"""
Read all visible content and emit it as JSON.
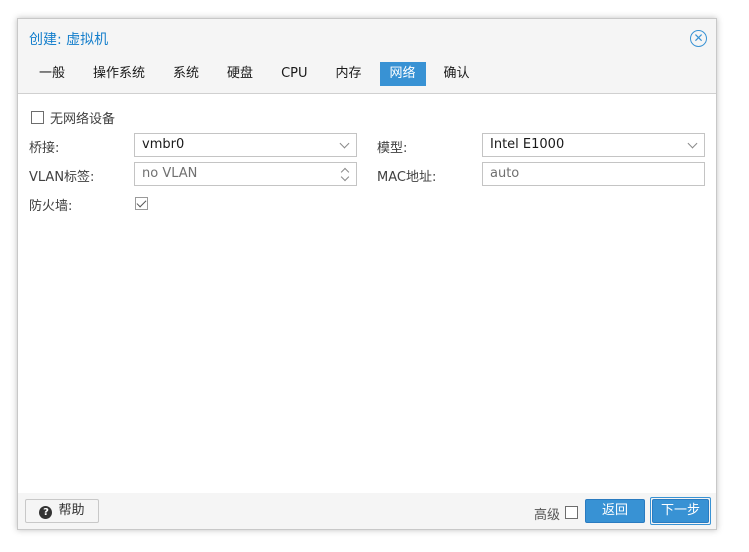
{
  "dialog": {
    "title": "创建: 虚拟机"
  },
  "tabs": [
    {
      "label": "一般",
      "active": false
    },
    {
      "label": "操作系统",
      "active": false
    },
    {
      "label": "系统",
      "active": false
    },
    {
      "label": "硬盘",
      "active": false
    },
    {
      "label": "CPU",
      "active": false
    },
    {
      "label": "内存",
      "active": false
    },
    {
      "label": "网络",
      "active": true
    },
    {
      "label": "确认",
      "active": false
    }
  ],
  "form": {
    "no_network_label": "无网络设备",
    "no_network_checked": false,
    "bridge_label": "桥接:",
    "bridge_value": "vmbr0",
    "model_label": "模型:",
    "model_value": "Intel E1000",
    "vlan_label": "VLAN标签:",
    "vlan_placeholder": "no VLAN",
    "mac_label": "MAC地址:",
    "mac_value": "auto",
    "firewall_label": "防火墙:",
    "firewall_checked": true
  },
  "footer": {
    "help_label": "帮助",
    "advanced_label": "高级",
    "advanced_checked": false,
    "back_label": "返回",
    "next_label": "下一步"
  },
  "colors": {
    "accent": "#3892d4",
    "title": "#157fcc"
  }
}
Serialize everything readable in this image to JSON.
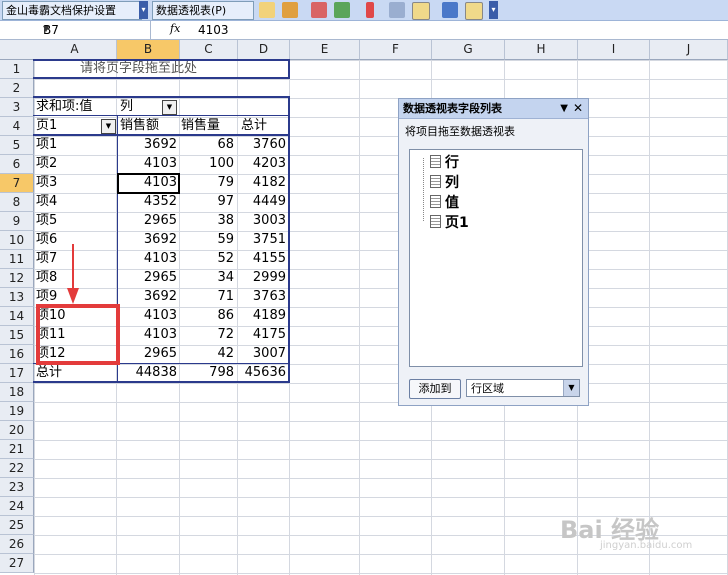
{
  "toolbar": {
    "protect_label": "金山毒霸文档保护设置",
    "pivot_menu_label": "数据透视表(P)"
  },
  "formula_bar": {
    "name_box": "B7",
    "fx": "fx",
    "value": "4103"
  },
  "columns": [
    "A",
    "B",
    "C",
    "D",
    "E",
    "F",
    "G",
    "H",
    "I",
    "J"
  ],
  "rows": [
    "1",
    "2",
    "3",
    "4",
    "5",
    "6",
    "7",
    "8",
    "9",
    "10",
    "11",
    "12",
    "13",
    "14",
    "15",
    "16",
    "17",
    "18",
    "19",
    "20",
    "21",
    "22",
    "23",
    "24",
    "25",
    "26",
    "27"
  ],
  "pivot": {
    "page_drop_hint": "请将页字段拖至此处",
    "sum_label": "求和项:值",
    "col_field": "列",
    "row_field": "页1",
    "headers": [
      "销售额",
      "销售量",
      "总计"
    ],
    "data": [
      [
        "项1",
        "3692",
        "68",
        "3760"
      ],
      [
        "项2",
        "4103",
        "100",
        "4203"
      ],
      [
        "项3",
        "4103",
        "79",
        "4182"
      ],
      [
        "项4",
        "4352",
        "97",
        "4449"
      ],
      [
        "项5",
        "2965",
        "38",
        "3003"
      ],
      [
        "项6",
        "3692",
        "59",
        "3751"
      ],
      [
        "项7",
        "4103",
        "52",
        "4155"
      ],
      [
        "项8",
        "2965",
        "34",
        "2999"
      ],
      [
        "项9",
        "3692",
        "71",
        "3763"
      ],
      [
        "项10",
        "4103",
        "86",
        "4189"
      ],
      [
        "项11",
        "4103",
        "72",
        "4175"
      ],
      [
        "项12",
        "2965",
        "42",
        "3007"
      ]
    ],
    "total": [
      "总计",
      "44838",
      "798",
      "45636"
    ]
  },
  "field_list": {
    "title": "数据透视表字段列表",
    "subtitle": "将项目拖至数据透视表",
    "fields": [
      "行",
      "列",
      "值",
      "页1"
    ],
    "add_button": "添加到",
    "area_select": "行区域"
  },
  "watermark": {
    "main": "Bai 经验",
    "sub": "jingyan.baidu.com"
  }
}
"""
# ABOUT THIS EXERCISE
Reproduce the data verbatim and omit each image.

# TASK RESULT
Read all visible content and emit it as JSON.
{
  "dialog": {
    "title": "创建: 虚拟机"
  },
  "tabs": [
    {
      "label": "一般",
      "active": false
    },
    {
      "label": "操作系统",
      "active": false
    },
    {
      "label": "系统",
      "active": false
    },
    {
      "label": "硬盘",
      "active": false
    },
    {
      "label": "CPU",
      "active": false
    },
    {
      "label": "内存",
      "active": false
    },
    {
      "label": "网络",
      "active": true
    },
    {
      "label": "确认",
      "active": false
    }
  ],
  "form": {
    "no_network_label": "无网络设备",
    "no_network_checked": false,
    "bridge_label": "桥接:",
    "bridge_value": "vmbr0",
    "model_label": "模型:",
    "model_value": "Intel E1000",
    "vlan_label": "VLAN标签:",
    "vlan_placeholder": "no VLAN",
    "mac_label": "MAC地址:",
    "mac_value": "auto",
    "firewall_label": "防火墙:",
    "firewall_checked": true
  },
  "footer": {
    "help_label": "帮助",
    "advanced_label": "高级",
    "advanced_checked": false,
    "back_label": "返回",
    "next_label": "下一步"
  },
  "colors": {
    "accent": "#3892d4",
    "title": "#157fcc"
  }
}
Serialize everything readable in this image to JSON.
{
  "toolbar": {
    "protect_label": "金山毒霸文档保护设置",
    "pivot_menu_label": "数据透视表(P)"
  },
  "formula_bar": {
    "name_box": "B7",
    "fx": "fx",
    "value": "4103"
  },
  "columns": [
    "A",
    "B",
    "C",
    "D",
    "E",
    "F",
    "G",
    "H",
    "I",
    "J"
  ],
  "rows": [
    "1",
    "2",
    "3",
    "4",
    "5",
    "6",
    "7",
    "8",
    "9",
    "10",
    "11",
    "12",
    "13",
    "14",
    "15",
    "16",
    "17",
    "18",
    "19",
    "20",
    "21",
    "22",
    "23",
    "24",
    "25",
    "26",
    "27"
  ],
  "pivot": {
    "page_drop_hint": "请将页字段拖至此处",
    "sum_label": "求和项:值",
    "col_field": "列",
    "row_field": "页1",
    "headers": [
      "销售额",
      "销售量",
      "总计"
    ],
    "data": [
      [
        "项1",
        "3692",
        "68",
        "3760"
      ],
      [
        "项2",
        "4103",
        "100",
        "4203"
      ],
      [
        "项3",
        "4103",
        "79",
        "4182"
      ],
      [
        "项4",
        "4352",
        "97",
        "4449"
      ],
      [
        "项5",
        "2965",
        "38",
        "3003"
      ],
      [
        "项6",
        "3692",
        "59",
        "3751"
      ],
      [
        "项7",
        "4103",
        "52",
        "4155"
      ],
      [
        "项8",
        "2965",
        "34",
        "2999"
      ],
      [
        "项9",
        "3692",
        "71",
        "3763"
      ],
      [
        "项10",
        "4103",
        "86",
        "4189"
      ],
      [
        "项11",
        "4103",
        "72",
        "4175"
      ],
      [
        "项12",
        "2965",
        "42",
        "3007"
      ]
    ],
    "total": [
      "总计",
      "44838",
      "798",
      "45636"
    ]
  },
  "field_list": {
    "title": "数据透视表字段列表",
    "subtitle": "将项目拖至数据透视表",
    "fields": [
      "行",
      "列",
      "值",
      "页1"
    ],
    "add_button": "添加到",
    "area_select": "行区域"
  },
  "watermark": {
    "main": "Bai 经验",
    "sub": "jingyan.baidu.com"
  }
}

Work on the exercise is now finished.